One of the greatest strengths of the URI network lies in the connection our Cooperation Circles (CCs) have with each other. Interfaith groups from around the world are able to share successes, challenges, and best practices with each other.
A key part of being involved in a learning community is sharing our reflections on events and programs that happen throughout our network. I'm constantly on the lookout for strategies and techniques used by CCs in order to amplify them to our network.
On May 22nd, I attended an event in San Rafael, CA organized by the Marin Interfaith Council (MIC) titled: "Faith in the Millennial Generation: An Interfaith Youth Panel." MIC is a Cooperation Circle in URI's North America region. I was so impressed with MIC's commitment to partnering with youth leaders in the community. The hard work their team put into focused outreach efforts and planning was evident.
Here are a few youth leadership best practices I would like to point out:
- MIC invited a local high school student to serve on their board, Annie Reynolds, thus ensuring that a youth voice would be present during all of the council's official business and decision-making. Thus events like became rich and inclusive.
- MIC enlisted the help of a youth committee to take the lead on designing youth-focused events.
- The event was completely youth-led and facilitated. Aside from Executive Director Carol Hovis’s brief introduction, Annie (the high school board member) was the main presenter for the event. The panelists were all youth, and the event concluded with closing words from one of MIC's youth committee members. The success of having youth design and facilitate the event was evidenced in the large showing of high school students and young people in the audience.
- The panel was diverse and inclusive as it showcased the usually missing yet very important (especially in the North American context), atheist/agnostic youth voice.
- Most of the youth panelists were from organized congregations.

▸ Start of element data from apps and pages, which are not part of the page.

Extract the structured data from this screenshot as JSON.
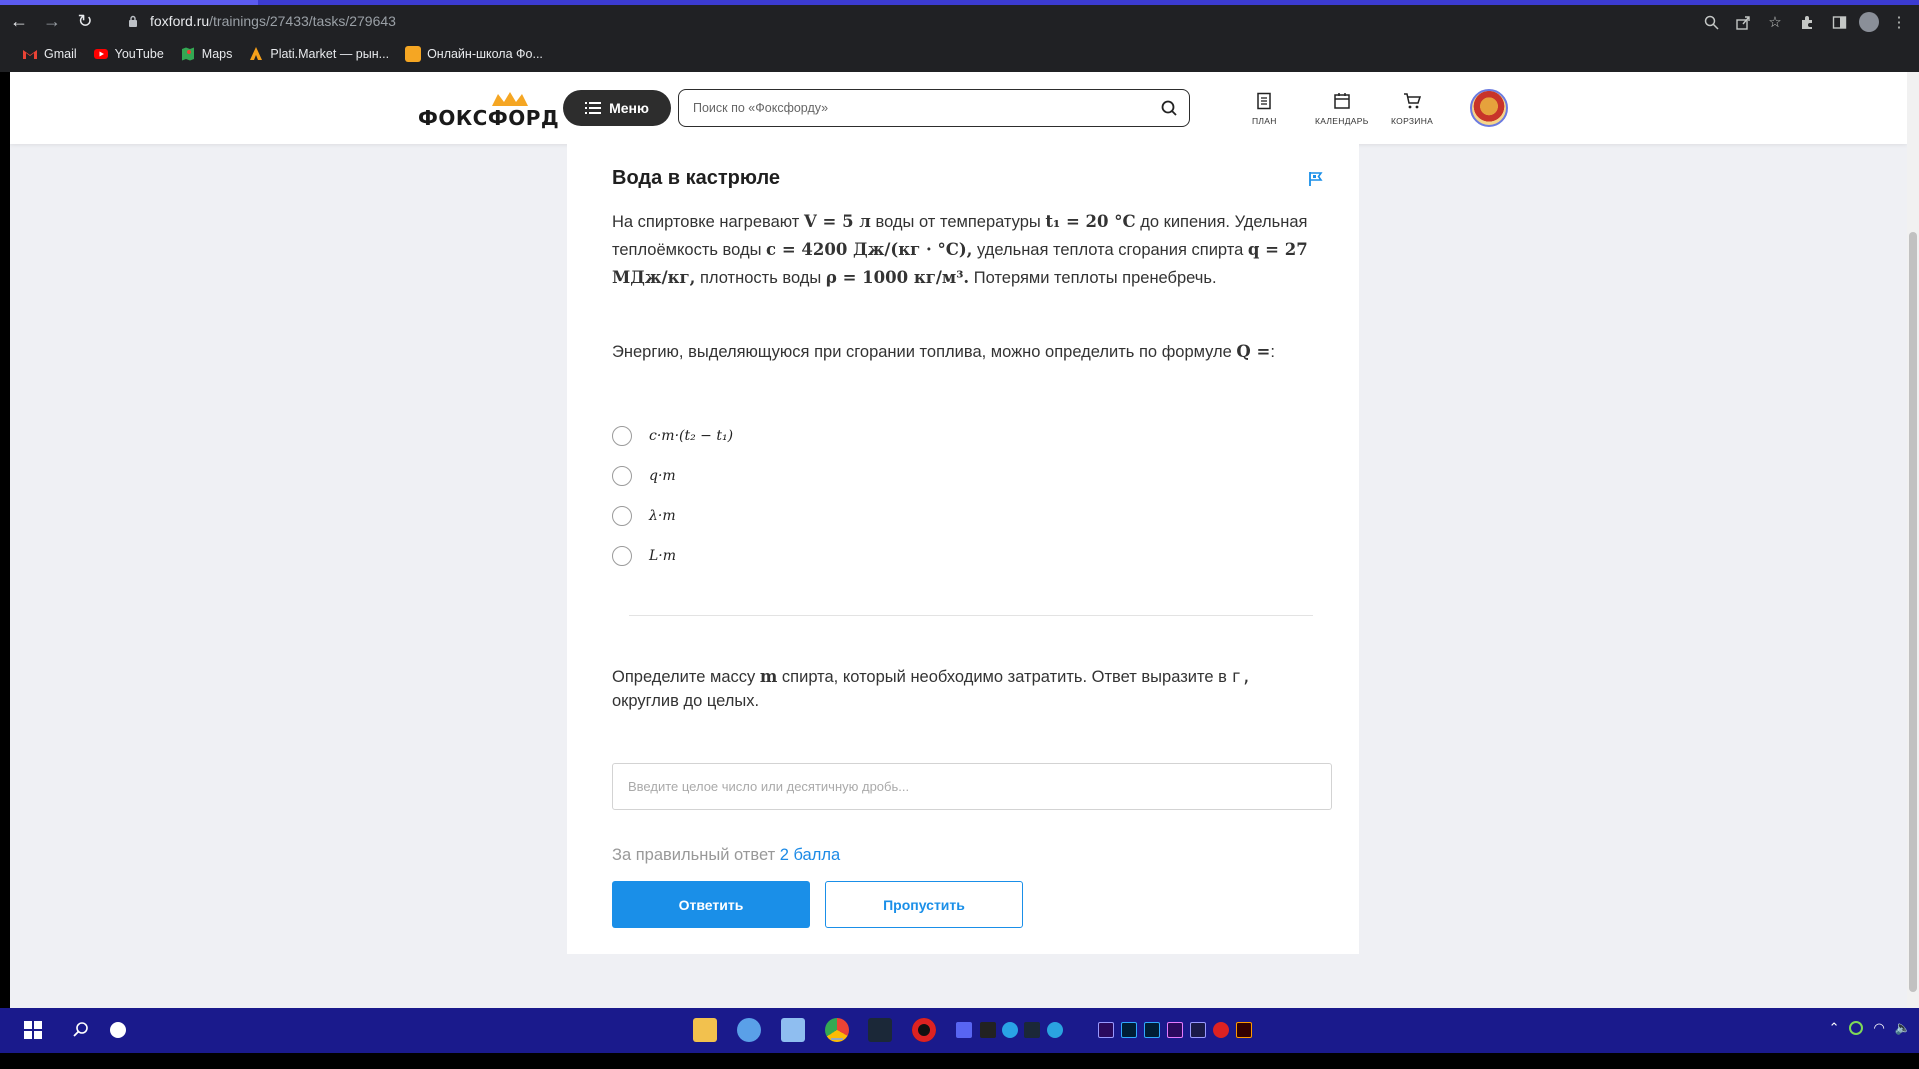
{
  "browser": {
    "url_host": "foxford.ru",
    "url_path": "/trainings/27433/tasks/279643",
    "bookmarks": [
      {
        "label": "Gmail",
        "icon": "gmail-icon",
        "color": "#ea4335"
      },
      {
        "label": "YouTube",
        "icon": "youtube-icon",
        "color": "#ff0000"
      },
      {
        "label": "Maps",
        "icon": "maps-icon",
        "color": "#34a853"
      },
      {
        "label": "Plati.Market — рын...",
        "icon": "plati-icon",
        "color": "#f6a01a"
      },
      {
        "label": "Онлайн-школа Фо...",
        "icon": "foxford-icon",
        "color": "#f5a623"
      }
    ]
  },
  "header": {
    "logo_text": "ФОКСФОРД",
    "menu_label": "Меню",
    "search_placeholder": "Поиск по «Фоксфорду»",
    "nav": {
      "plan": "ПЛАН",
      "calendar": "КАЛЕНДАРЬ",
      "cart": "КОРЗИНА"
    }
  },
  "task": {
    "title": "Вода в кастрюле",
    "problem": {
      "t1": "На спиртовке нагревают ",
      "m1": "V = 5 л",
      "t2": " воды от температуры ",
      "m2": "t₁ = 20 °C",
      "t3": " до кипения. Удельная теплоёмкость воды ",
      "m3": "c = 4200 Дж/(кг · °C),",
      "t4": " удельная теплота сгорания спирта ",
      "m4": "q = 27 МДж/кг,",
      "t5": " плотность воды ",
      "m5": "ρ = 1000 кг/м³.",
      "t6": " Потерями теплоты пренебречь."
    },
    "question1_text": "Энергию, выделяющуюся при сгорании топлива, можно определить по формуле ",
    "question1_math": "Q =",
    "question1_tail": ":",
    "options": [
      "c·m·(t₂ − t₁)",
      "q·m",
      "λ·m",
      "L·m"
    ],
    "question2_a": "Определите массу ",
    "question2_m": "m",
    "question2_b": " спирта, который необходимо затратить. Ответ выразите в ",
    "question2_unit": "г,",
    "question2_c": " округлив до целых.",
    "answer_placeholder": "Введите целое число или десятичную дробь...",
    "points_prefix": "За правильный ответ ",
    "points_value": "2 балла",
    "submit_label": "Ответить",
    "skip_label": "Пропустить"
  },
  "colors": {
    "accent": "#1a8fe8",
    "taskbar": "#1a1a8c",
    "header_dark": "#2d2d2d"
  }
}
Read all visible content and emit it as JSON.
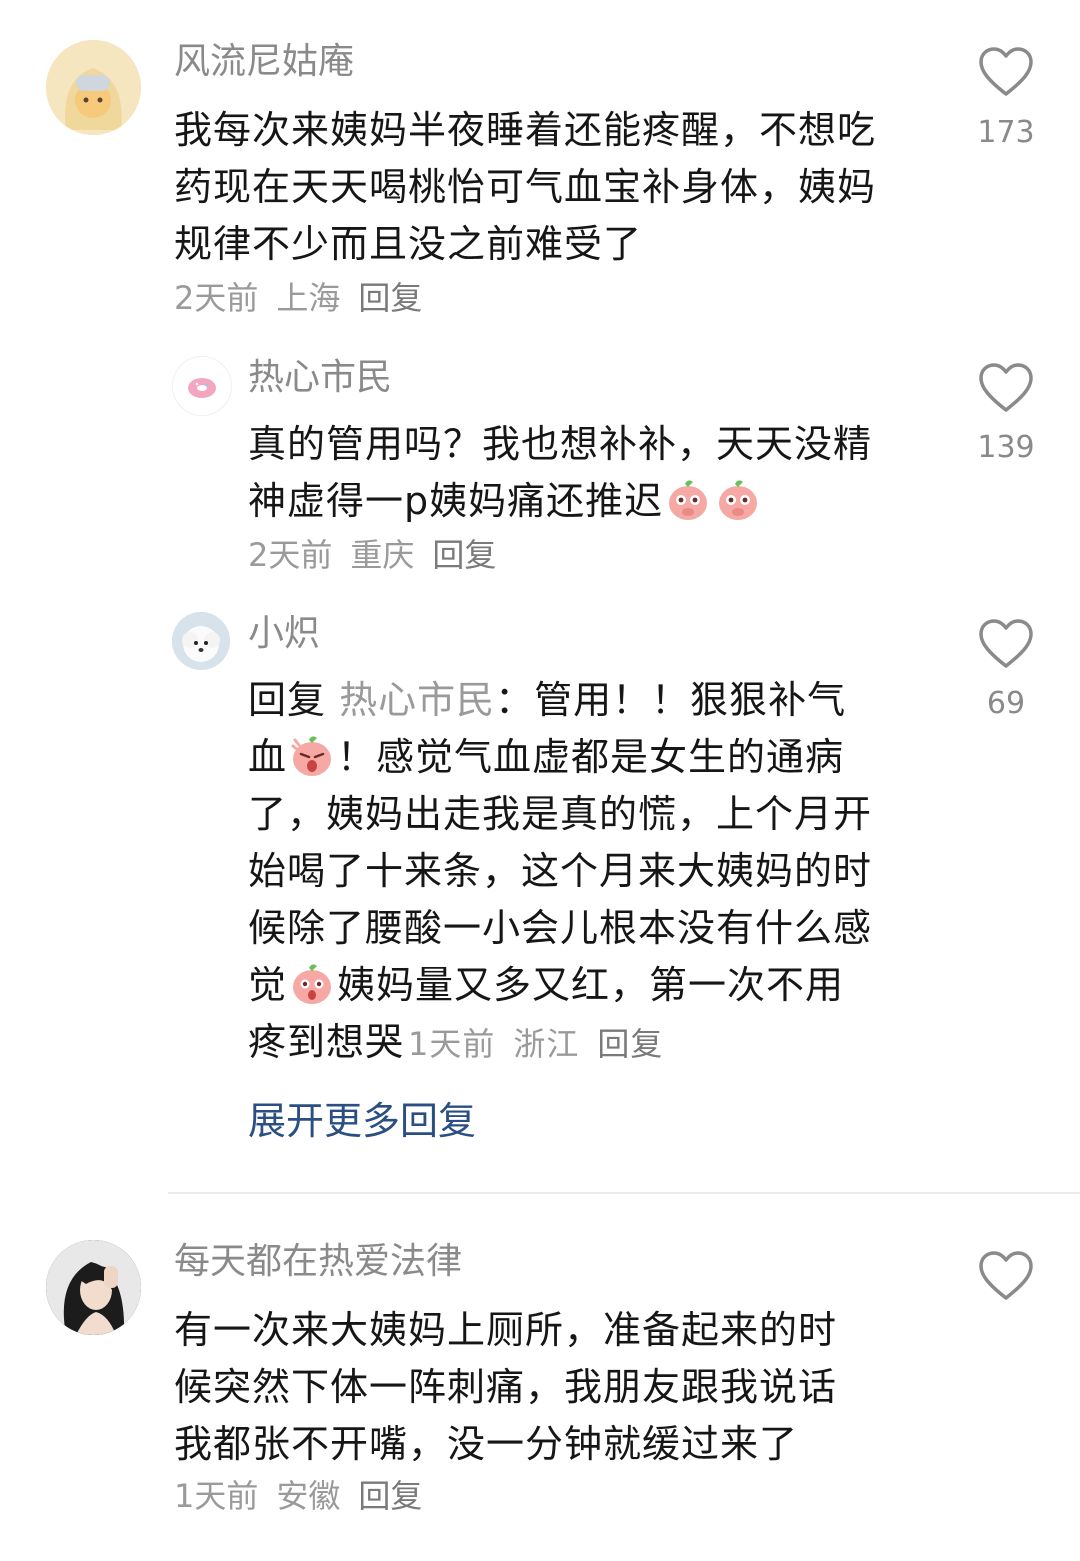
{
  "comments": [
    {
      "username": "风流尼姑庵",
      "lines": [
        "我每次来姨妈半夜睡着还能疼醒，不想吃",
        "药现在天天喝桃怡可气血宝补身体，姨妈",
        "规律不少而且没之前难受了"
      ],
      "time": "2天前",
      "location": "上海",
      "reply_label": "回复",
      "likes": "173"
    },
    {
      "username": "热心市民",
      "lines": [
        "真的管用吗？我也想补补，天天没精",
        "神虚得一p姨妈痛还推迟"
      ],
      "time": "2天前",
      "location": "重庆",
      "reply_label": "回复",
      "likes": "139"
    },
    {
      "username": "小炽",
      "reply_prefix": "回复",
      "mention": "热心市民",
      "line1_rest": "：管用！！狠狠补气",
      "line2_a": "血",
      "line2_b": "！感觉气血虚都是女生的通病",
      "line3": "了，姨妈出走我是真的慌，上个月开",
      "line4": "始喝了十来条，这个月来大姨妈的时",
      "line5": "候除了腰酸一小会儿根本没有什么感",
      "line6_a": "觉",
      "line6_b": "姨妈量又多又红，第一次不用",
      "line7": "疼到想哭",
      "time": "1天前",
      "location": "浙江",
      "reply_label": "回复",
      "likes": "69"
    },
    {
      "username": "每天都在热爱法律",
      "lines": [
        "有一次来大姨妈上厕所，准备起来的时",
        "候突然下体一阵刺痛，我朋友跟我说话",
        "我都张不开嘴，没一分钟就缓过来了"
      ],
      "time": "1天前",
      "location": "安徽",
      "reply_label": "回复"
    }
  ],
  "expand_replies": "展开更多回复",
  "colors": {
    "link": "#2b4f82",
    "text": "#161616",
    "meta": "#9a9a9a"
  }
}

Youth-focused events and leadership opportunities are a good way for interfaith councils to engage younger members of congregations in interfaith work.